academics > politics
document updated 2 months ago, on Oct 31, 2022

Political decision-making

In my mind, the raison d'etre for democracies is to make good decisions, a way to harness the wisdom of the crowd in the pre-Internet age. Which is not to say that it's perfect, but anyway...

Problems with existing decision-making

There are several problems that seriously distort the US's ability to make good decisions.

The first is that the US's political system has some significant anti-democratic features, and so does not accurately represent the will of the voters. As Chief Justice Earl Warren said in Reynolds v. Sims (1964), "Legislators represent people, not trees or acres. Legislators are elected by voters, not farms or cities or economic interests."

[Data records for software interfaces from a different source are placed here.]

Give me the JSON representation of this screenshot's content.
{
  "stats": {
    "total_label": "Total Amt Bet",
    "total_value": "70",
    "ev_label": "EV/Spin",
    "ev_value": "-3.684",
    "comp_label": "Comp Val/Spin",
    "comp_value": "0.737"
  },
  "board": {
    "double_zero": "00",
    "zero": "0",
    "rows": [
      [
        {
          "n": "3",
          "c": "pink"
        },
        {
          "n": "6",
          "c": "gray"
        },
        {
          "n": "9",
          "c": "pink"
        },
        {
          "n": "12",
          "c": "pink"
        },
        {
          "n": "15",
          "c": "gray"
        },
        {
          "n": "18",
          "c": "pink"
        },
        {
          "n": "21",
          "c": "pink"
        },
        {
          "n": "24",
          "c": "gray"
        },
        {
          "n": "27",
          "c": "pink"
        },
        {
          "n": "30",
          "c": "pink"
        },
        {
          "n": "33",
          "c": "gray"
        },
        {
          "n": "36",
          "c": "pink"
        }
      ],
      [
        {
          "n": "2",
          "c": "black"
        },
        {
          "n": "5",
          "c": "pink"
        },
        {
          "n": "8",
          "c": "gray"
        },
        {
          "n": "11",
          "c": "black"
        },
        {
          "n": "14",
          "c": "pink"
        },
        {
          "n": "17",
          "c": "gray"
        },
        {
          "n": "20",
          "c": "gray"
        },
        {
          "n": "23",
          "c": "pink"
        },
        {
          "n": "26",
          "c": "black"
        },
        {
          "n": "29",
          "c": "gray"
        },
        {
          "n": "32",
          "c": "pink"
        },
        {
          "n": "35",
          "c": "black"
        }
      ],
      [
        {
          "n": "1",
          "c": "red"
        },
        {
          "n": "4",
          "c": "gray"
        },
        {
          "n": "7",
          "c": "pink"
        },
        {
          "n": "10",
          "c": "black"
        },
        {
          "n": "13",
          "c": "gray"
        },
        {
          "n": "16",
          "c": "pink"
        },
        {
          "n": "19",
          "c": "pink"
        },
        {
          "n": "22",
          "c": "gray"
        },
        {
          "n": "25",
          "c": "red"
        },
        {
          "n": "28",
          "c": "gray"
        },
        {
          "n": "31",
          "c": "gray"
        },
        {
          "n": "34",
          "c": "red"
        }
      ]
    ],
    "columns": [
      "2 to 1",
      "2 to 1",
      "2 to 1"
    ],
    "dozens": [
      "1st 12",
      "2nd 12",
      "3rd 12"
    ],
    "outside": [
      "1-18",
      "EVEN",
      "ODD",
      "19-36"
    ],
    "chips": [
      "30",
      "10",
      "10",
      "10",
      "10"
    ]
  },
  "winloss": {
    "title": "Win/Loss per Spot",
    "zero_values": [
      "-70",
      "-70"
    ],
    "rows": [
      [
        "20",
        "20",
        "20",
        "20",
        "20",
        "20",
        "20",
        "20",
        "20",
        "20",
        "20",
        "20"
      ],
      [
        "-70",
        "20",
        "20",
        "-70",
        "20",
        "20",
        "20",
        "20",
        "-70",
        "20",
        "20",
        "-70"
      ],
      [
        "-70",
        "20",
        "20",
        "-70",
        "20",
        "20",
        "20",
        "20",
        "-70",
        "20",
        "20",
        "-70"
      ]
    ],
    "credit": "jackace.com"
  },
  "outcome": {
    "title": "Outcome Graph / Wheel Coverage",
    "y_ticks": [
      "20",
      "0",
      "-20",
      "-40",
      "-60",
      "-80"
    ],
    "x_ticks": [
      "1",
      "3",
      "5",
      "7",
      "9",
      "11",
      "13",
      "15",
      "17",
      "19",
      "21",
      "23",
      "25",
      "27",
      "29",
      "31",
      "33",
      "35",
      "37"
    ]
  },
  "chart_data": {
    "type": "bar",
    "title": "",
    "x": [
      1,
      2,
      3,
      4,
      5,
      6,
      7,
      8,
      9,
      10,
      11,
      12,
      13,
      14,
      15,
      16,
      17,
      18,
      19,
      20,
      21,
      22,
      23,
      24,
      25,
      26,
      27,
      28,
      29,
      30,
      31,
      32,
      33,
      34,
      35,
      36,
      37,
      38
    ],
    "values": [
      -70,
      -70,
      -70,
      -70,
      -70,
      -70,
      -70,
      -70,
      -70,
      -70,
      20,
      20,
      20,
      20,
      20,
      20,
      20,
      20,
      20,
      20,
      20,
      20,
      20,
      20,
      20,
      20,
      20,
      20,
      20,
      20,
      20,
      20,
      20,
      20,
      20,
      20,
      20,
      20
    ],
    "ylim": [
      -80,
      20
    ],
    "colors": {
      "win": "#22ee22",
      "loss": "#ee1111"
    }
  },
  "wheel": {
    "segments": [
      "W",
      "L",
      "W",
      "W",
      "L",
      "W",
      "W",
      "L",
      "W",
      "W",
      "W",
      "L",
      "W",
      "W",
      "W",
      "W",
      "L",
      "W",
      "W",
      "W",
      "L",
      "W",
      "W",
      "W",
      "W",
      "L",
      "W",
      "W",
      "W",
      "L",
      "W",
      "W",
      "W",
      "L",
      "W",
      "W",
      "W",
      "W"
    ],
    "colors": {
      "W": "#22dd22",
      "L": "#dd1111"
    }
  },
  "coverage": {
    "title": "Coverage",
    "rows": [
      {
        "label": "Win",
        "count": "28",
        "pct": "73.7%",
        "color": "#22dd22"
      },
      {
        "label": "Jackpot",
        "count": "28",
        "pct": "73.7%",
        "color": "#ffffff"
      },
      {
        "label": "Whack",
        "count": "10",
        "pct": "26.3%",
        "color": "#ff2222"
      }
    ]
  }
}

The second is that, starting with Trump in 2016, the Republican party and conservative news started pushing overtly counter-factual information. President Trump alone made many thousands of false or misleading claims, and Fox News has been important in the mainstreaming of various conspiracy theories.

Without an informed citizenry and equal representation, it is impossible to make good decisions.[1] This can negatively affect everything from national defense to the economy to medicine to utility oversight.

(I'm not being utopian about this. I understand that voters may always prefer to base decisions at least partly on personality, in addition to policy. But in the age of Trump, it seems like we've swung completely away from policy and entirely towards personality, and that's bound to cause significant missteps on the international stage. Also, misinformation has always been a problem [2] [3] and always will be, but the level of misinformation seems to have gotten noticeably worse lately.)

Future decision-making

If we were to have a "United States 2.0", how would we organize it? Advances in decision-making software and social science research into group decision-making may offer the opportunity to do things very differently the next time.

Wikipedia pages about group decision-making offline:

Wikipedia pages about political group decision-making offline:

Wikipedia pages that have a more social science bent:

Wikipedia pages about decision-making software:

Wikipedia pages about the combination of all of the above::

Other Wikipedia pages:

Problems with current crowdsourcing

Do current social media websites surface the most useful content? (Granted, there's a difference between "usefulness" and "engagement", but let's put that aside for the moment.) I would say no, they do not: